"In drilling down into the components which constitute National Indicator 72, the percentage scoring 6+ in PSED and CLL (page 3, line C, Appendix 1) shows a 10.3% improvement since 2006 in the 30% Super Output Areas (SOAs). It can also be seen that the gap between the 30% SOAs and the remaining 70% SOAs has narrowed from 33.9 in 2005 to 13% in 2009. This reinforces that we are narrowing and reducing inequalities between children within the SOAs but not at the expense of all children improving."

If you enjoy turgid gobbledygook go to:

http://194.72.162.210/documents/dscgi/ds.py/Get/File-23469/Item_No._08_-_Pupil_Performance_In_Public_Tests_And_Examinations.doc

where you'll find plenty more of the same.

It's from a report to Wiltshire's so-called 'Children's Services Select Committee' which attempts to explain why Wiltshire schools rank among the lowest attainers in comparable council areas, scraping in just above Suffolk.

Here's an explanation from the report of just how dire the situation is:

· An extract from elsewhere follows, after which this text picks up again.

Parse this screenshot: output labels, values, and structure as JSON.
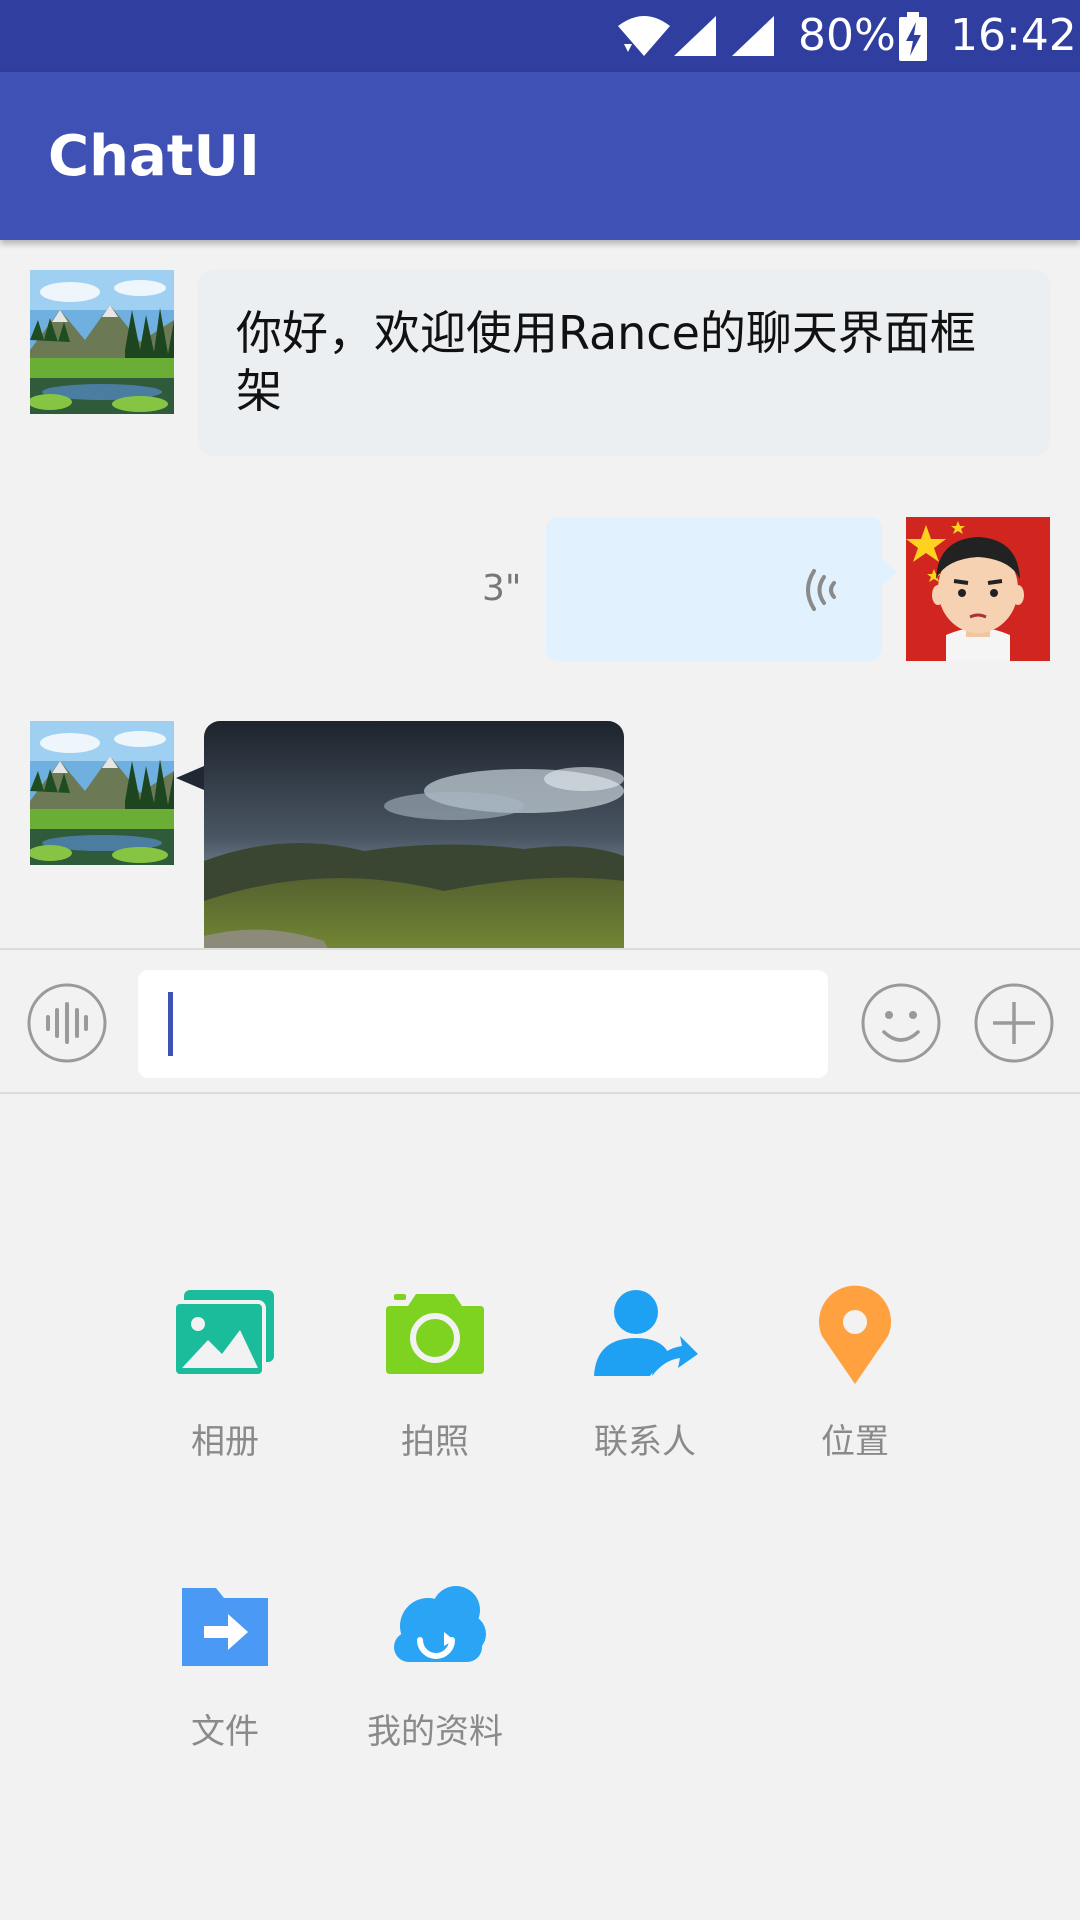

"Key Stage 2 performance has remained broadly in line with national averages. National Indicator 73, the percentage of pupils achieving level 4+ in English and maths has fallen by 2% since 2008 and is now 1% below the national. English at level 4+ is in line with the national average, although the percentage has fallen by 3% since 2008. Reading and girls writing have remained in line with the national average, whilst boys writing has slipped by 2% on 2008 performance, at 59% and is now 1% below the national average. . Performance in Level 4+ Mathematics has fallen by 1% overall and is now 2% below the national average. English level 5+ is also down by 2% since 2008 and is now 2% below the national average at 23%. Mathematics Level 5+ is in line with last year's performance, but is now 3% below the national average."

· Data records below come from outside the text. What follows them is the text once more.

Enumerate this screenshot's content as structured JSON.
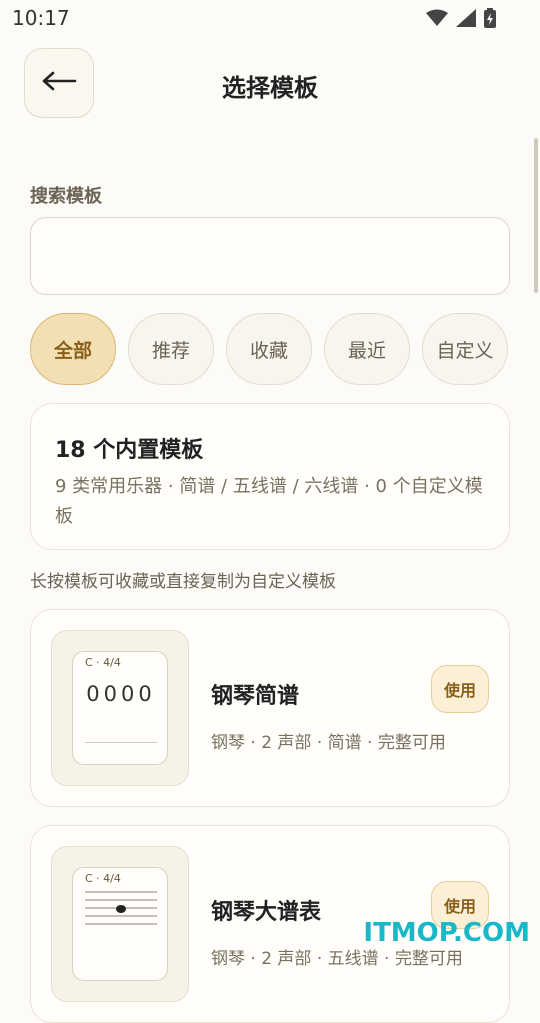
{
  "status_bar": {
    "time": "10:17",
    "icons": [
      "wifi-icon",
      "cell-signal-icon",
      "battery-charging-icon"
    ]
  },
  "header": {
    "back_icon": "arrow-left-icon",
    "title": "选择模板"
  },
  "search": {
    "label": "搜索模板",
    "value": "",
    "placeholder": ""
  },
  "filters": [
    {
      "label": "全部",
      "active": true
    },
    {
      "label": "推荐",
      "active": false
    },
    {
      "label": "收藏",
      "active": false
    },
    {
      "label": "最近",
      "active": false
    },
    {
      "label": "自定义",
      "active": false
    }
  ],
  "summary": {
    "title": "18 个内置模板",
    "description": "9 类常用乐器 · 简谱 / 五线谱 / 六线谱 · 0 个自定义模板"
  },
  "hint": "长按模板可收藏或直接复制为自定义模板",
  "templates": [
    {
      "name": "钢琴简谱",
      "meta": "钢琴 · 2 声部 · 简谱 · 完整可用",
      "thumb_key": "C · 4/4",
      "thumb_notes": "0000",
      "action": "使用"
    },
    {
      "name": "钢琴大谱表",
      "meta": "钢琴 · 2 声部 · 五线谱 · 完整可用",
      "thumb_key": "C · 4/4",
      "action": "使用"
    }
  ],
  "watermark": "ITMOP.COM",
  "colors": {
    "background": "#fcfbf7",
    "accent": "#8a6118",
    "accent_bg": "#f3dfb4",
    "watermark": "#19b8c7"
  }
}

"We have acted swiftly in relation to these results," screams the council. "We have already held a successful conference for teachers on boys' writing which is kick starting the drive for improvement in this area. The focus on one to one tuition, the development of the Every Child a Reader and Every Child Counts programmes are being focused on children who will benefit the most from the additional support. Additional training and resources are being re-focused on increasing achievement."

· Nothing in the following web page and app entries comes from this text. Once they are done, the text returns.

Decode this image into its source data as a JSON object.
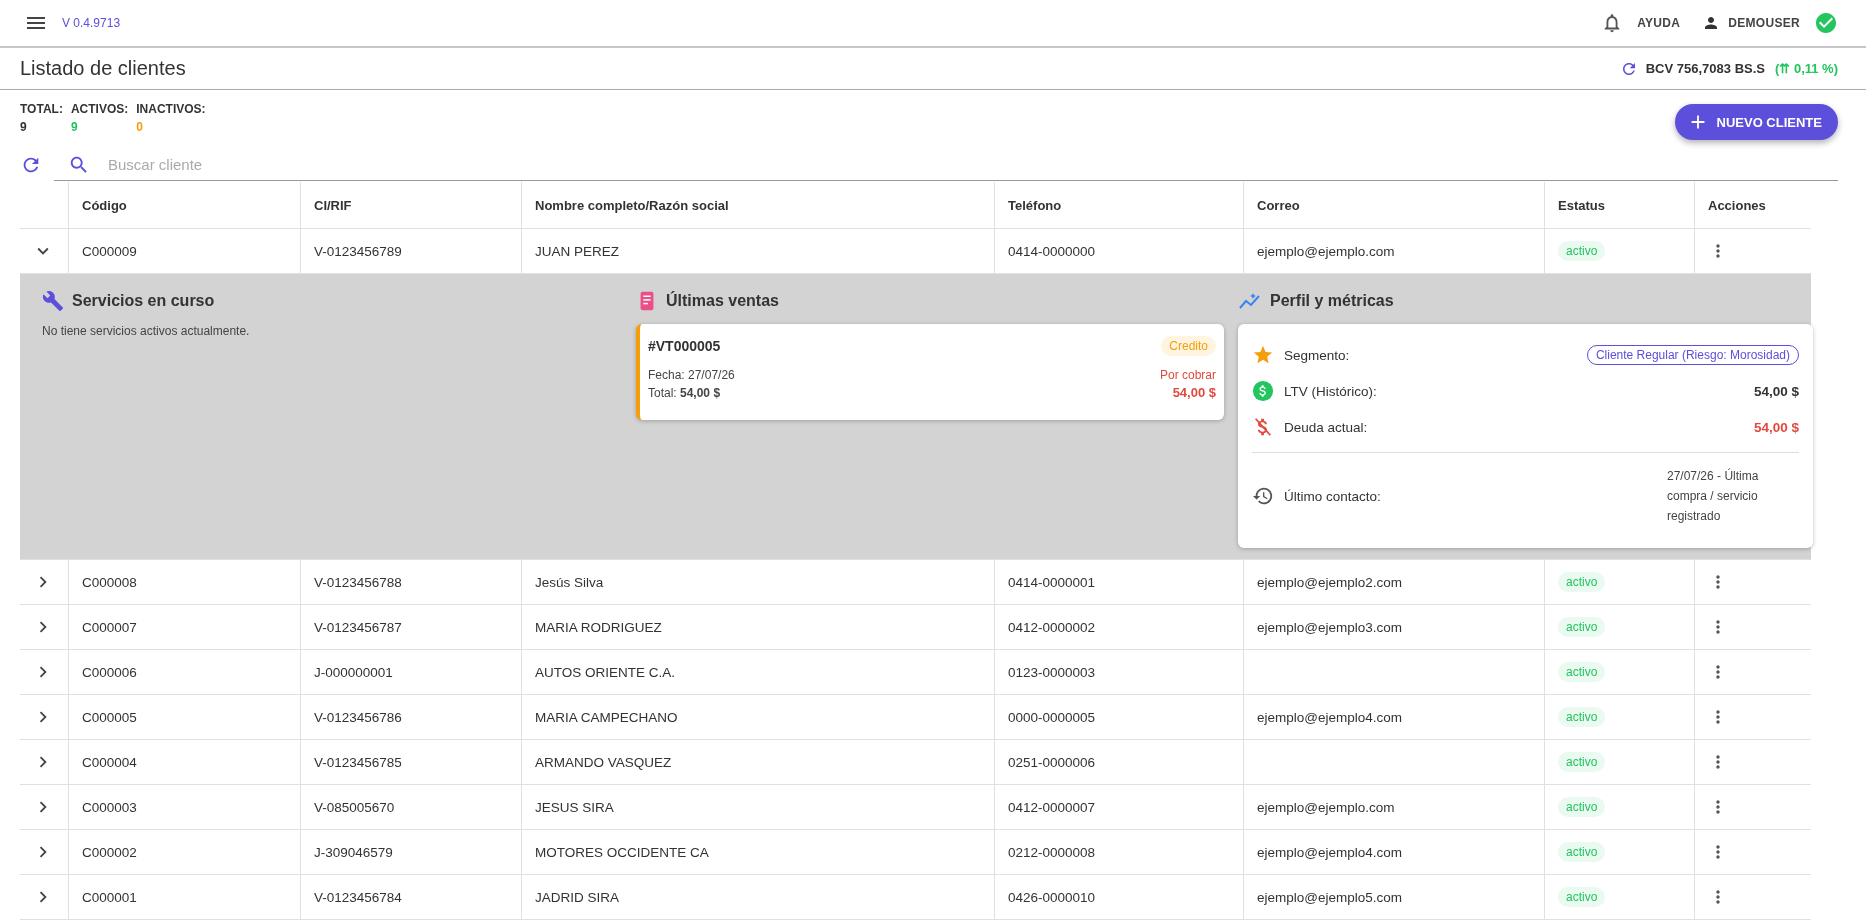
{
  "app_bar": {
    "version": "V 0.4.9713",
    "help": "AYUDA",
    "user": "DEMOUSER"
  },
  "page": {
    "title": "Listado de clientes",
    "rate": "BCV 756,7083 BS.S",
    "rate_change": "(⇈ 0,11 %)"
  },
  "stats": [
    {
      "label": "TOTAL:",
      "value": "9",
      "color": "#333333"
    },
    {
      "label": "ACTIVOS:",
      "value": "9",
      "color": "#22c55e"
    },
    {
      "label": "INACTIVOS:",
      "value": "0",
      "color": "#f59e0b"
    }
  ],
  "new_button": "NUEVO CLIENTE",
  "search": {
    "placeholder": "Buscar cliente"
  },
  "table": {
    "columns": [
      "Código",
      "CI/RIF",
      "Nombre completo/Razón social",
      "Teléfono",
      "Correo",
      "Estatus",
      "Acciones"
    ],
    "rows": [
      {
        "code": "C000009",
        "tax_id": "V-0123456789",
        "name": "JUAN PEREZ",
        "phone": "0414-0000000",
        "email": "ejemplo@ejemplo.com",
        "status": "activo",
        "expanded": true,
        "details": {
          "services": {
            "title": "Servicios en curso",
            "empty": "No tiene servicios activos actualmente."
          },
          "sales": {
            "title": "Últimas ventas",
            "items": [
              {
                "number": "#VT000005",
                "badge": "Credito",
                "date": "Fecha: 27/07/26",
                "total": "Total: **54,00 $**",
                "state": "Por cobrar",
                "amount": "54,00 $"
              }
            ]
          },
          "profile": {
            "title": "Perfil y métricas",
            "segment_label": "Segmento:",
            "segment": "Cliente Regular (Riesgo: Morosidad)",
            "ltv_label": "LTV (Histórico):",
            "ltv": "54,00 $",
            "debt_label": "Deuda actual:",
            "debt": "54,00 $",
            "contact_label": "Último contacto:",
            "contact": "27/07/26 - Última compra / servicio registrado"
          }
        }
      },
      {
        "code": "C000008",
        "tax_id": "V-0123456788",
        "name": "Jesús Silva",
        "phone": "0414-0000001",
        "email": "ejemplo@ejemplo2.com",
        "status": "activo",
        "expanded": false
      },
      {
        "code": "C000007",
        "tax_id": "V-0123456787",
        "name": "MARIA RODRIGUEZ",
        "phone": "0412-0000002",
        "email": "ejemplo@ejemplo3.com",
        "status": "activo",
        "expanded": false
      },
      {
        "code": "C000006",
        "tax_id": "J-000000001",
        "name": "AUTOS ORIENTE C.A.",
        "phone": "0123-0000003",
        "status": "activo",
        "expanded": false
      },
      {
        "code": "C000005",
        "tax_id": "V-0123456786",
        "name": "MARIA CAMPECHANO",
        "phone": "0000-0000005",
        "email": "ejemplo@ejemplo4.com",
        "status": "activo",
        "expanded": false
      },
      {
        "code": "C000004",
        "tax_id": "V-0123456785",
        "name": "ARMANDO VASQUEZ",
        "phone": "0251-0000006",
        "status": "activo",
        "expanded": false
      },
      {
        "code": "C000003",
        "tax_id": "V-085005670",
        "name": "JESUS SIRA",
        "phone": "0412-0000007",
        "email": "ejemplo@ejemplo.com",
        "status": "activo",
        "expanded": false
      },
      {
        "code": "C000002",
        "tax_id": "J-309046579",
        "name": "MOTORES OCCIDENTE CA",
        "phone": "0212-0000008",
        "email": "ejemplo@ejemplo4.com",
        "status": "activo",
        "expanded": false
      },
      {
        "code": "C000001",
        "tax_id": "V-0123456784",
        "name": "JADRID SIRA",
        "phone": "0426-0000010",
        "email": "ejemplo@ejemplo5.com",
        "status": "activo",
        "expanded": false
      }
    ]
  }
}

What's the difference between kick starting and just starting? It's particularly odd that this cliche keeps running now that the kick started motorbike is about as obsolete as the crank handle on a car. Or perhaps 'electric starter motoring the drive ...' sounds less dynamic. As for the Every Child Counts programmes it's remarkable that most children can still count despite 50% of them being of below average intelligence.

Here's another nice phrase:

"The target set for National Indicator 73 in 2009 was 80%; this was set as an ambitious target. Our achievement at 71% (pending re-marks) was in line with our minimum expectation; however we continue to aspire for more and are working closely with our schools to accelerate our achievement."

"In line with our minimum expectation" is Blairite for abject failure. "Mr Manager how do you feel about losing ten-nil?" "Well Brian the result was in line with my minimum expectation, and I can promise you the lads are looking to accelerate their achievement next Saturday"

Original article November 2010